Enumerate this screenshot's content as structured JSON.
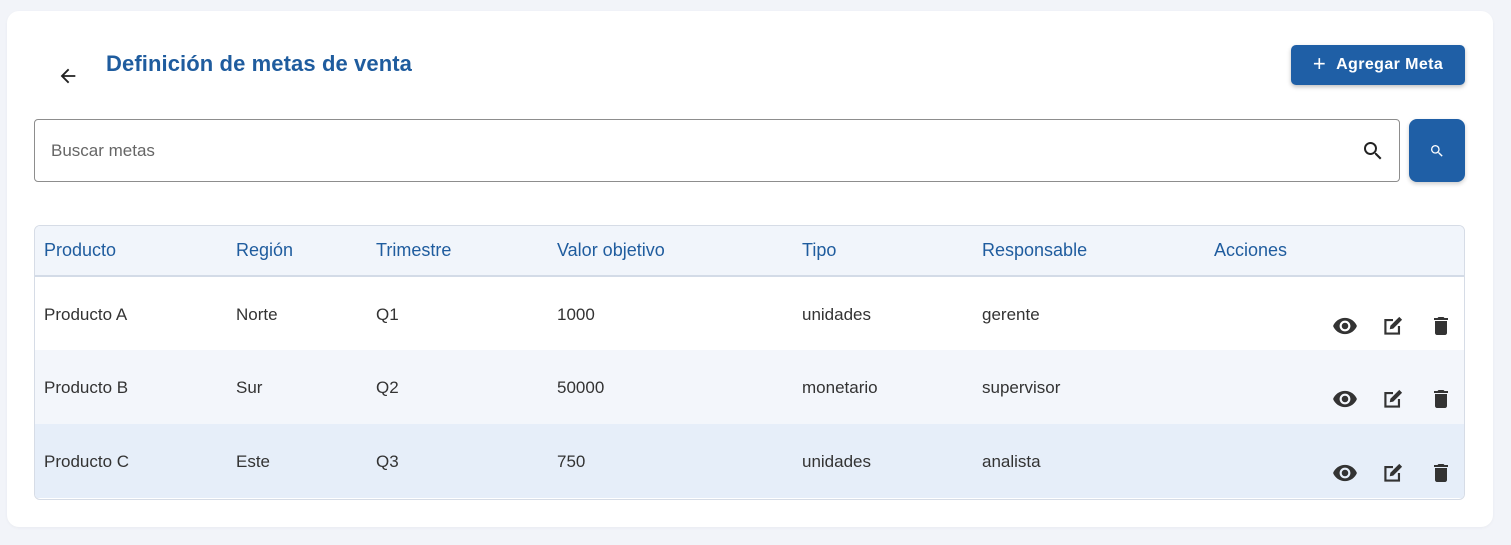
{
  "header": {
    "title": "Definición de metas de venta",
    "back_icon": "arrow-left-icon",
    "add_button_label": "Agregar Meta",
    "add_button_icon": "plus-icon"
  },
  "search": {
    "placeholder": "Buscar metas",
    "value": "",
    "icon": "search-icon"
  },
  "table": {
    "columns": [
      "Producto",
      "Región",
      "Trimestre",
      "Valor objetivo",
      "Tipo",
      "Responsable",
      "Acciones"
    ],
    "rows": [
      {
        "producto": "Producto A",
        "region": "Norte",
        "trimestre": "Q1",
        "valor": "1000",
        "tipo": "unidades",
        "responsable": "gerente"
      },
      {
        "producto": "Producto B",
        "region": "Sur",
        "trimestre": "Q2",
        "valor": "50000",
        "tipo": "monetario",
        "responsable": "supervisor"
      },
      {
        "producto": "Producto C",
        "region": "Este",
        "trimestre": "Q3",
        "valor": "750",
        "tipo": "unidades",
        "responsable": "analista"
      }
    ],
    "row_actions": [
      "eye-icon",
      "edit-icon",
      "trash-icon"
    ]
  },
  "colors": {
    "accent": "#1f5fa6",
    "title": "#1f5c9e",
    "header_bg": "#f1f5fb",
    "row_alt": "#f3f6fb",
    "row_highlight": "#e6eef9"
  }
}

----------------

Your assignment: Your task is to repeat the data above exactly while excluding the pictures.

Response area:
Enumerate this screenshot's content as structured JSON.
{
  "header": {
    "title": "Definición de metas de venta",
    "back_icon": "arrow-left-icon",
    "add_button_label": "Agregar Meta",
    "add_button_icon": "plus-icon"
  },
  "search": {
    "placeholder": "Buscar metas",
    "value": "",
    "icon": "search-icon"
  },
  "table": {
    "columns": [
      "Producto",
      "Región",
      "Trimestre",
      "Valor objetivo",
      "Tipo",
      "Responsable",
      "Acciones"
    ],
    "rows": [
      {
        "producto": "Producto A",
        "region": "Norte",
        "trimestre": "Q1",
        "valor": "1000",
        "tipo": "unidades",
        "responsable": "gerente"
      },
      {
        "producto": "Producto B",
        "region": "Sur",
        "trimestre": "Q2",
        "valor": "50000",
        "tipo": "monetario",
        "responsable": "supervisor"
      },
      {
        "producto": "Producto C",
        "region": "Este",
        "trimestre": "Q3",
        "valor": "750",
        "tipo": "unidades",
        "responsable": "analista"
      }
    ],
    "row_actions": [
      "eye-icon",
      "edit-icon",
      "trash-icon"
    ]
  },
  "colors": {
    "accent": "#1f5fa6",
    "title": "#1f5c9e",
    "header_bg": "#f1f5fb",
    "row_alt": "#f3f6fb",
    "row_highlight": "#e6eef9"
  }
}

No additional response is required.